One of the major concerns of parents today is what nutritional interventions are needed for their child’s brain health.
The brain is a complex organ that is a seat of cognition and controls the functioning of the entire body. It undergoes rapid development from birth to 3 years – producing millions of nerve connections every day. The brain’s capacity is 90% developed before a child reaches 6 years of age.
During the formative years, normal brain development requires macro and micronutrients in the right amount and proportion to be supplied through the diet. Studies have shown that a diet deficient in nutrients such as iron, vitamin B12 and iodine can retard cognitive and motor skills. Various other nutrients including choline, zinc, folic acid and DHA are required for early brain cell development. Deficiencies, especially of DHA in early childhood can reduce cell size and multiplication affecting effective communication.
EFAs are types of fats that are essential in the diet because they cannot be made in the body. They are needed for building cells, regulating nerve impulses, strengthening the heart and immune system. They have a significant role in active brain function and retina (eye) development.
EFAs include omega-6 (linoleic acid) and omega-3 (linolenic acid).
There are 3 types of omega-3 fatty acids:
Experts have researched that DHA is a major structural component of the brain (60%) and retina (50%). The brain grows at a remarkable speed in the first few years of life and accumulates DHA upto 4gms by the time the child is 4 years old. There is sufficient evidence that DHA has anti-inflammatory properties and is crucial for speedy nerve transmissions through effective synapses necessary for cognition. It boosts immunity and vision, improves learning, memory and behavior.
Many well conducted studies in animals and humans have concluded that DHA deficient diets impair learning and memory and that higher DHA in the diet of children results in better brain function especially cognition and vision.
The baby depends on the mother for its supply of DHA. Omega-3 deficiency in mother can lead to DHA deficiency in the baby’s brain. Evelyn Tribole, MS, RD, author of ‘The ultimate omega-3 Diet ’has said ‘Children require omega-3 fatty acids the same way they require vitamins.’ She further suggests that DHA is needed for brain development the same way calcium is required for bone growth.
DHA and EPA can be found in fatty fish (salmon, rainbow trout, herring, mackerel), sea algae but not much in plant sources.
Plant sources contain only ALA found in walnuts, flax and other plant foods, which can be converted to DHA, though it is an inefficient process with a conversion rate of about 1-9% only!
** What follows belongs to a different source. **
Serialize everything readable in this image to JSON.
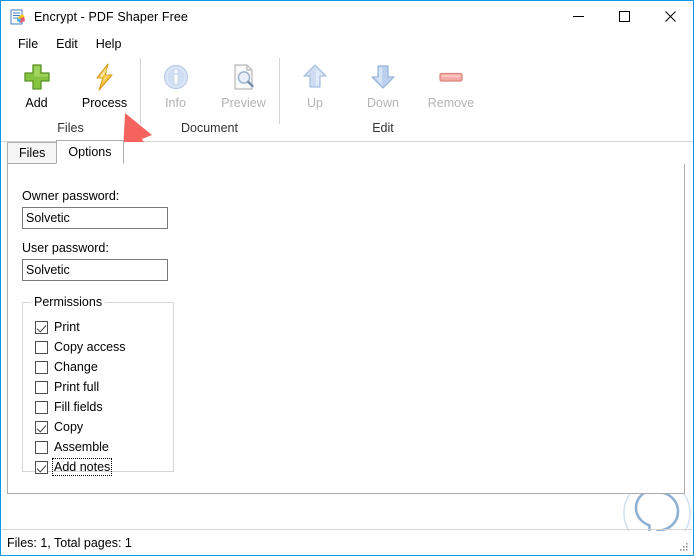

Getting the right amount of DHA from the daily diet is not easy.
Parents often ask if their child is getting enough DHA. Recognizing the crucial role of DHA in brain development, manufacturers have incorporated DHA into infant formulas and baby foods. One example is ‘Junior Horlicks’ which not only has DHA (rich algae oil) but also other brain nutrients which help in brain development. It has Protein, calcium and other macronutrients as well for physical growth. It is important to include protein along with DHA for brainpower. Protein and DHA shakes may be included in breakfast every day.
Junior Horlicks has launched a new campaign around active brain and active childhood. Take a look here.
Author: NEERAJ DHINGRA